“Whether you like it or not, history is on our side. We will bury you.”
– First Secretary of the Communist Party of the Soviet Union, Nikita Kruschev, commenting on Capitalism
While Hobby Master has been content to replicate some of the most iconic western jets of the modern era, their record at offering adversarial aircraft has been a bit spotty. Until now. Their first ever Mikoyan Gurevich MiG 23 Flogger has now been released, one that represents a warbird from the 787th IAP, then deployed to Eberswalde, Finow AB, Brandenburg, East Germany, during the 1970s (HA5301). Like their F-14 Tomcat, their inaugural MiG features variable geometry wings, thereby enabling the collector to display their aircraft in multiple configurations.
Painted in a light grey exterior and bearing all the hallmark detail we’ve come to expect from Hobby Master, their first ever MiG will no doubt kick off other variants and schemes in the months to come, and will likely usher in a bevy of other adversarial aircraft in the coming year.

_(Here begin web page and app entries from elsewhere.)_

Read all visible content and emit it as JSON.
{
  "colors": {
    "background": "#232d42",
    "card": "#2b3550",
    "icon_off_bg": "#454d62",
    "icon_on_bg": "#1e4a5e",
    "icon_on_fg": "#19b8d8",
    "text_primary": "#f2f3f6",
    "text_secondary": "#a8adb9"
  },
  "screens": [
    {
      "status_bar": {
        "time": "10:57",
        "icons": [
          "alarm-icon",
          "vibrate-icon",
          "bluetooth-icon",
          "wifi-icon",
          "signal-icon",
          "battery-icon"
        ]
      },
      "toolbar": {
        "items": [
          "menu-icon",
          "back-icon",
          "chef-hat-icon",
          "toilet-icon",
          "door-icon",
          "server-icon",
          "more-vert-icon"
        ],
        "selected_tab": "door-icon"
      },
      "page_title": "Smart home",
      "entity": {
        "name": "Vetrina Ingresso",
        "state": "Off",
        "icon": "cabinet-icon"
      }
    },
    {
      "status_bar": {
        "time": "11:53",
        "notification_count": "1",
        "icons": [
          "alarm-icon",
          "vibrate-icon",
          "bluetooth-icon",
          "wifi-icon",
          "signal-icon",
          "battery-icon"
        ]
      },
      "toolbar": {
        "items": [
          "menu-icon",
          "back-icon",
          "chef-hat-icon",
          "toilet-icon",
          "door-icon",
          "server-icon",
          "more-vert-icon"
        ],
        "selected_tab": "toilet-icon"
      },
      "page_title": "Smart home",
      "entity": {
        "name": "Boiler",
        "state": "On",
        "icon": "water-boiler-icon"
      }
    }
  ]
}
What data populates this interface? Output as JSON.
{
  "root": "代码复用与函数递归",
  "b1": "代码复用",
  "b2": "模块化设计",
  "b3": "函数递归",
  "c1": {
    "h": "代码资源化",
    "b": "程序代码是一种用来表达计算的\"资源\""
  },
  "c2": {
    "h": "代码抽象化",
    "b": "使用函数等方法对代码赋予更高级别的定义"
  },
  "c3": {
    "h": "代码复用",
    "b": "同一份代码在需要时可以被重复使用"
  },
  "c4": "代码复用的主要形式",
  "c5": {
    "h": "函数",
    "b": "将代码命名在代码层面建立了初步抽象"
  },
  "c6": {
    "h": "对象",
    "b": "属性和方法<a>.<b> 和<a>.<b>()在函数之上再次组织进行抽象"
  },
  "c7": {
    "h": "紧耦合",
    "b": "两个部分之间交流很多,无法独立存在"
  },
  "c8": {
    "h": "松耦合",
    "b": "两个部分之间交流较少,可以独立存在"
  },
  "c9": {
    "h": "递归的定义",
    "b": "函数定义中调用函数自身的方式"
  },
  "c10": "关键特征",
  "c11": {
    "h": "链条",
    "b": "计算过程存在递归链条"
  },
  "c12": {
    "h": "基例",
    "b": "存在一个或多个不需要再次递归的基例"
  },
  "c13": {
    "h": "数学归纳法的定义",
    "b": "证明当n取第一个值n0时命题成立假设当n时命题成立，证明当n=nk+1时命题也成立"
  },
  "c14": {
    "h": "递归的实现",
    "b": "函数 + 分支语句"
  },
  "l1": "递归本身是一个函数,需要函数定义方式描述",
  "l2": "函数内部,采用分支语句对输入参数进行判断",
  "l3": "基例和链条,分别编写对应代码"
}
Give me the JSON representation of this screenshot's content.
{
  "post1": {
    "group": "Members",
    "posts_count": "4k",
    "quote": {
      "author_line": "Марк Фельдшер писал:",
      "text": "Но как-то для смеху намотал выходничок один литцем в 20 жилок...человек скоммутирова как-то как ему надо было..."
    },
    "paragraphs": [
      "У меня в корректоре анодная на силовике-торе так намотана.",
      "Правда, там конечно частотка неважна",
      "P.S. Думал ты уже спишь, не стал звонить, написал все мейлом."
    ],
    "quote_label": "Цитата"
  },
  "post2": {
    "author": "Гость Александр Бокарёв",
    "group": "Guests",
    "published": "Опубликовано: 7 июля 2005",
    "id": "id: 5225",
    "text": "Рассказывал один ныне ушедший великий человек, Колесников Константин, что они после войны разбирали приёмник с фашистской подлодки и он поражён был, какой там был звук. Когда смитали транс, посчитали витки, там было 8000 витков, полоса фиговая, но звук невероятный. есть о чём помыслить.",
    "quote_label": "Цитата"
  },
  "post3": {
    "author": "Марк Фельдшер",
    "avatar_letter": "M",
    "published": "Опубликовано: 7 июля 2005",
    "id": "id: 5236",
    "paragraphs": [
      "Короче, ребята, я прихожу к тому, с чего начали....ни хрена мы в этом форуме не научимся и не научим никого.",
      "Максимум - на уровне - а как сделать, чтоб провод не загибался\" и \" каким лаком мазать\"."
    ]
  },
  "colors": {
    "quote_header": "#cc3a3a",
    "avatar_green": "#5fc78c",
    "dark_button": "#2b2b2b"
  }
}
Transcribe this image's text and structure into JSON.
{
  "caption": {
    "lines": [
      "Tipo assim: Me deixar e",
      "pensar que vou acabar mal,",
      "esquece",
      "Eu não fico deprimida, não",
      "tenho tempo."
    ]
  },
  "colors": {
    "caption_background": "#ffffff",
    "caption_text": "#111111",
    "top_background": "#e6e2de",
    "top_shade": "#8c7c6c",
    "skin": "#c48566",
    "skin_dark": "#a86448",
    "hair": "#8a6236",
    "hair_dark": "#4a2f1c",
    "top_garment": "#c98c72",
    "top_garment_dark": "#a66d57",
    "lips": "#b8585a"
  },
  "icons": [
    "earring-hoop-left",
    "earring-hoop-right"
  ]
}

The Mikoyan-Gurevich MiG-23 (NATO reporting name: Flogger) is a variable-geometry fighter aircraft, designed by the Mikoyan-Gurevich design bureau in the Soviet Union. It is considered to belong to the Soviet third-generation jet fighter category, along with similarly aged Soviet fighters such as the MiG-25 “Foxbat”. It was the first attempt by the Soviet Union to design look-down/shoot-down radar and one of the first to be armed with beyond visual range missiles, and the first MiG production fighter aircraft to have intakes at the sides of the fuselage. Production started in 1970 and reached large numbers with over 5,000 aircraft built. Today the MiG-23 remains in limited service with various export customers.